::: EXTRACTED MATERIAL
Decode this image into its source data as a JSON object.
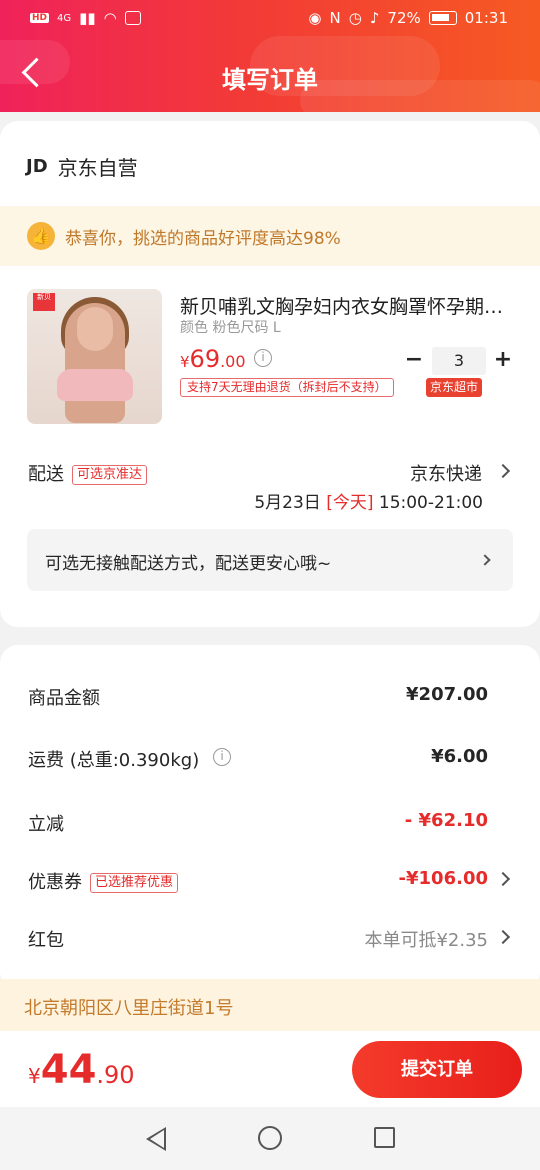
{
  "status_bar": {
    "left": [
      "HD",
      "4G"
    ],
    "battery": "72%",
    "time": "01:31"
  },
  "header": {
    "title": "填写订单"
  },
  "store": {
    "logo_text": "JD",
    "name": "京东自营"
  },
  "praise_banner": {
    "text": "恭喜你，挑选的商品好评度高达98%"
  },
  "product": {
    "image_logo": "新贝",
    "title": "新贝哺乳文胸孕妇内衣女胸罩怀孕期哺乳",
    "spec": "颜色 粉色尺码 L",
    "price_currency": "¥",
    "price_int": "69",
    "price_dec": ".00",
    "quantity": "3",
    "return_tag": "支持7天无理由退货（拆封后不支持）",
    "market_tag": "京东超市"
  },
  "shipping": {
    "label": "配送",
    "tag": "可选京准达",
    "method": "京东快递",
    "date": "5月23日 ",
    "today": "[今天]",
    "time": " 15:00-21:00",
    "contactless": "可选无接触配送方式，配送更安心哦~"
  },
  "summary": {
    "goods_amount_label": "商品金额",
    "goods_amount": "¥207.00",
    "freight_label": "运费 (总重:0.390kg)",
    "freight": "¥6.00",
    "discount_label": "立减",
    "discount": "- ¥62.10",
    "coupon_label": "优惠券",
    "coupon_tag": "已选推荐优惠",
    "coupon": "-¥106.00",
    "redpacket_label": "红包",
    "redpacket": "本单可抵¥2.35"
  },
  "address": {
    "text": "北京朝阳区八里庄街道1号"
  },
  "footer": {
    "total_currency": "¥",
    "total_int": "44",
    "total_dec": ".90",
    "submit_label": "提交订单"
  },
  "colors": {
    "accent": "#e62b2b",
    "header_start": "#f0225a",
    "header_end": "#f65a22",
    "banner_bg": "#fdf6e4"
  }
}
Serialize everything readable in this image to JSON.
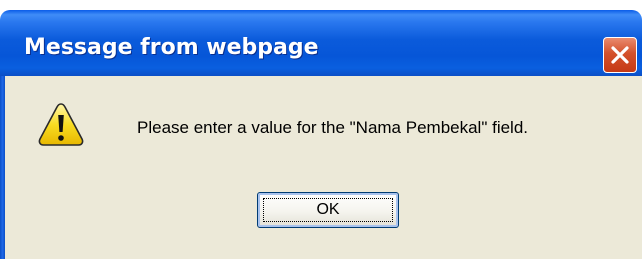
{
  "dialog": {
    "title": "Message from webpage",
    "message": "Please enter a value for the \"Nama Pembekal\" field.",
    "ok_label": "OK",
    "icon": "warning-icon",
    "close_icon": "close-icon"
  },
  "colors": {
    "titlebar": "#0b5bdb",
    "body": "#ece9d8",
    "close": "#d4512b",
    "warning": "#f5d10e"
  }
}
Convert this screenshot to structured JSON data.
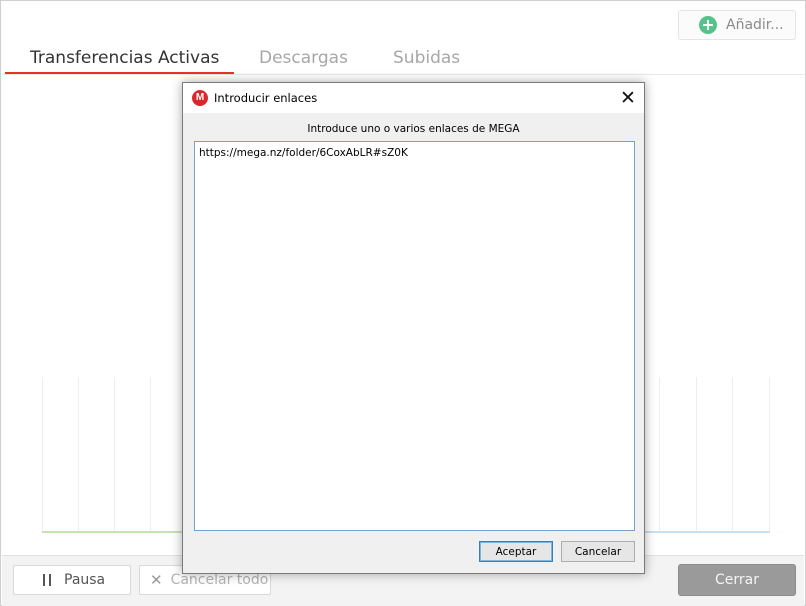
{
  "header": {
    "add_button_label": "Añadir...",
    "add_icon": "plus-circle-icon"
  },
  "tabs": [
    {
      "label": "Transferencias Activas",
      "active": true
    },
    {
      "label": "Descargas",
      "active": false
    },
    {
      "label": "Subidas",
      "active": false
    }
  ],
  "footer": {
    "pause_label": "Pausa",
    "cancel_all_label": "Cancelar todo",
    "close_label": "Cerrar"
  },
  "dialog": {
    "title": "Introducir enlaces",
    "prompt": "Introduce uno o varios enlaces de MEGA",
    "links_value": "https://mega.nz/folder/6CoxAbLR#sZ0K",
    "ok_label": "Aceptar",
    "cancel_label": "Cancelar",
    "app_icon_letter": "M"
  },
  "colors": {
    "accent_red": "#e6332a",
    "mega_red": "#d9272e",
    "add_green": "#54c389",
    "download_line": "#c6e3b4",
    "upload_line": "#c9e1ee"
  }
}
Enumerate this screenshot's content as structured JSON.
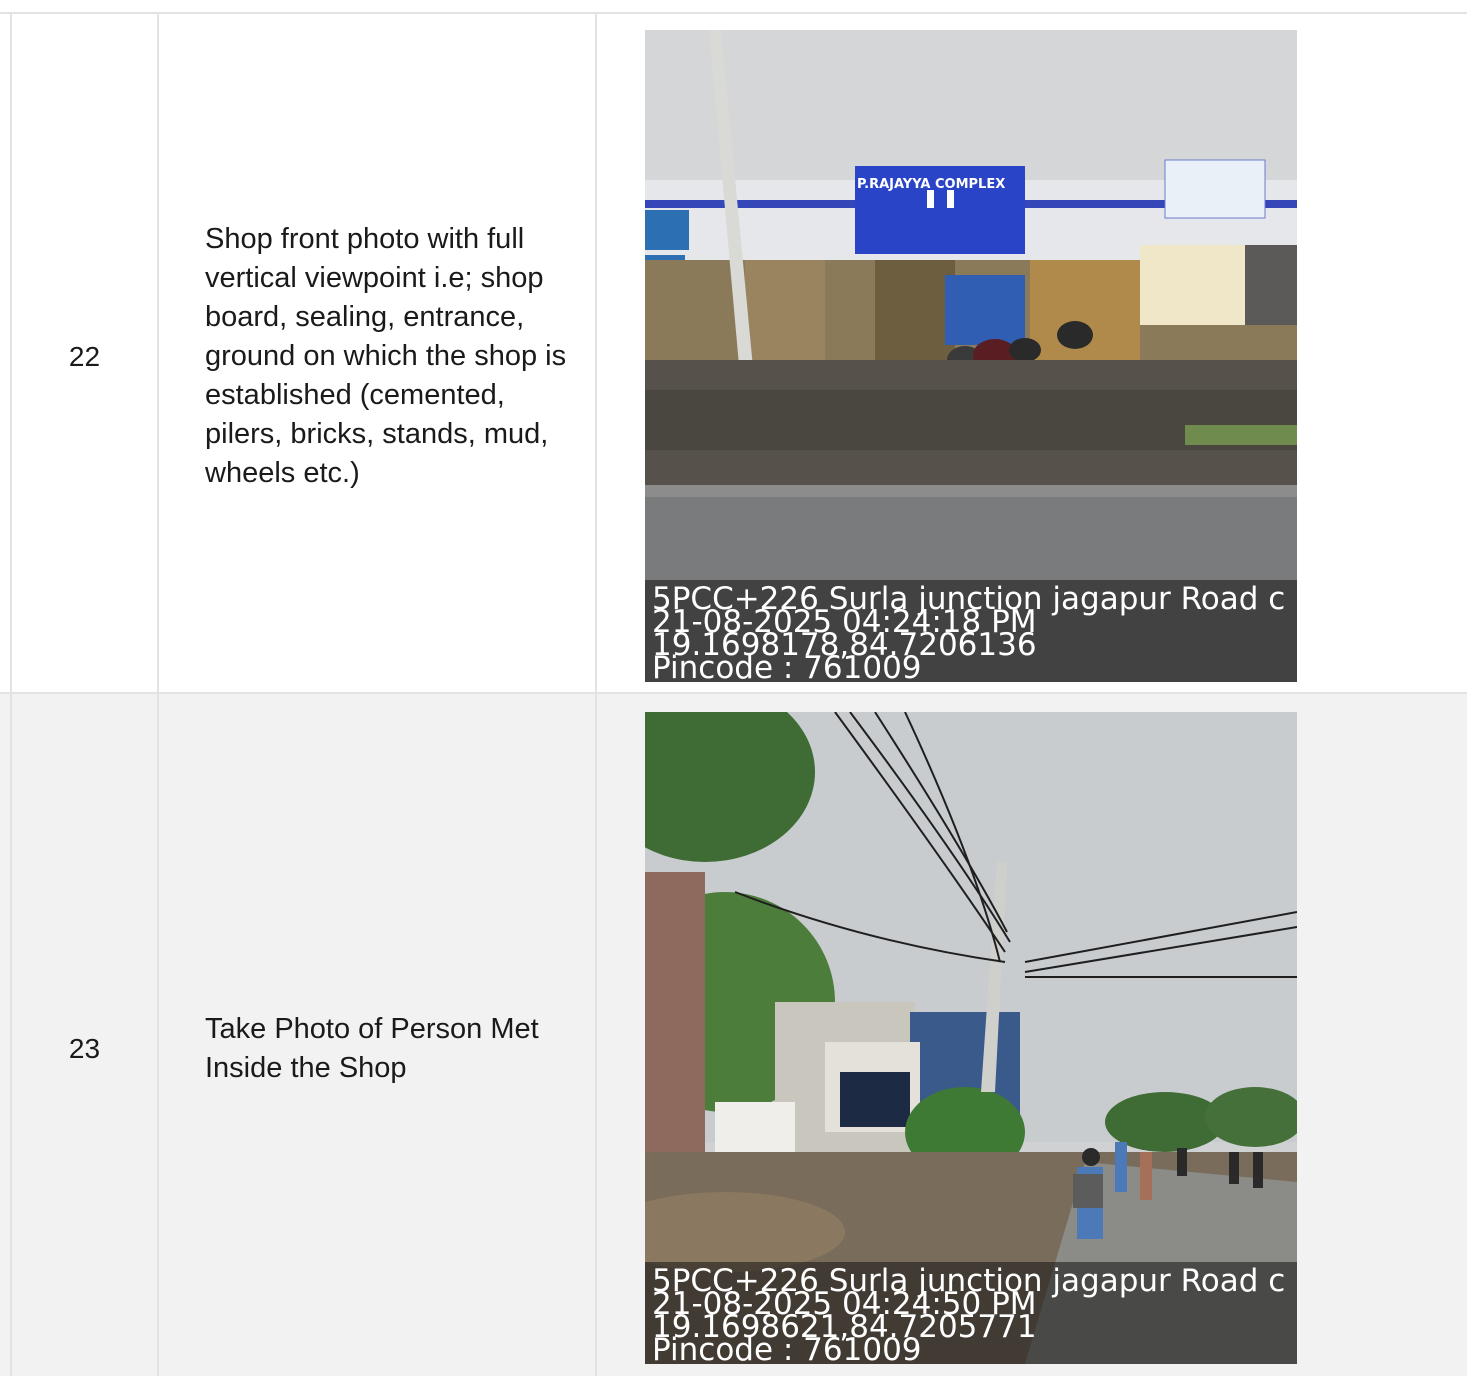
{
  "rows": [
    {
      "number": "22",
      "description": "Shop front photo with full vertical viewpoint i.e; shop board, sealing, entrance, ground on which the shop is established (cemented, pilers, bricks, stands, mud, wheels etc.)",
      "photo": {
        "sign_text": "P.RAJAYYA COMPLEX",
        "stamp": {
          "address": "5PCC+226 Surla junction jagapur Road c",
          "datetime": "21-08-2025 04:24:18 PM",
          "coords": "19.1698178,84.7206136",
          "pincode": "Pincode : 761009"
        }
      }
    },
    {
      "number": "23",
      "description": "Take Photo of Person Met Inside the Shop",
      "photo": {
        "stamp": {
          "address": "5PCC+226 Surla junction jagapur Road c",
          "datetime": "21-08-2025 04:24:50 PM",
          "coords": "19.1698621,84.7205771",
          "pincode": "Pincode : 761009"
        }
      }
    }
  ],
  "colors": {
    "row_alt_bg": "#f2f2f2",
    "border": "#e3e3e3",
    "shop_blue": "#2a44c8"
  }
}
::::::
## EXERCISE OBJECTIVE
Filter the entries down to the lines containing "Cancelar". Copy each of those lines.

## ANSWER TO THE PROBLEM
    "cancel_all_label": "Cancelar todo",
    "cancel_label": "Cancelar",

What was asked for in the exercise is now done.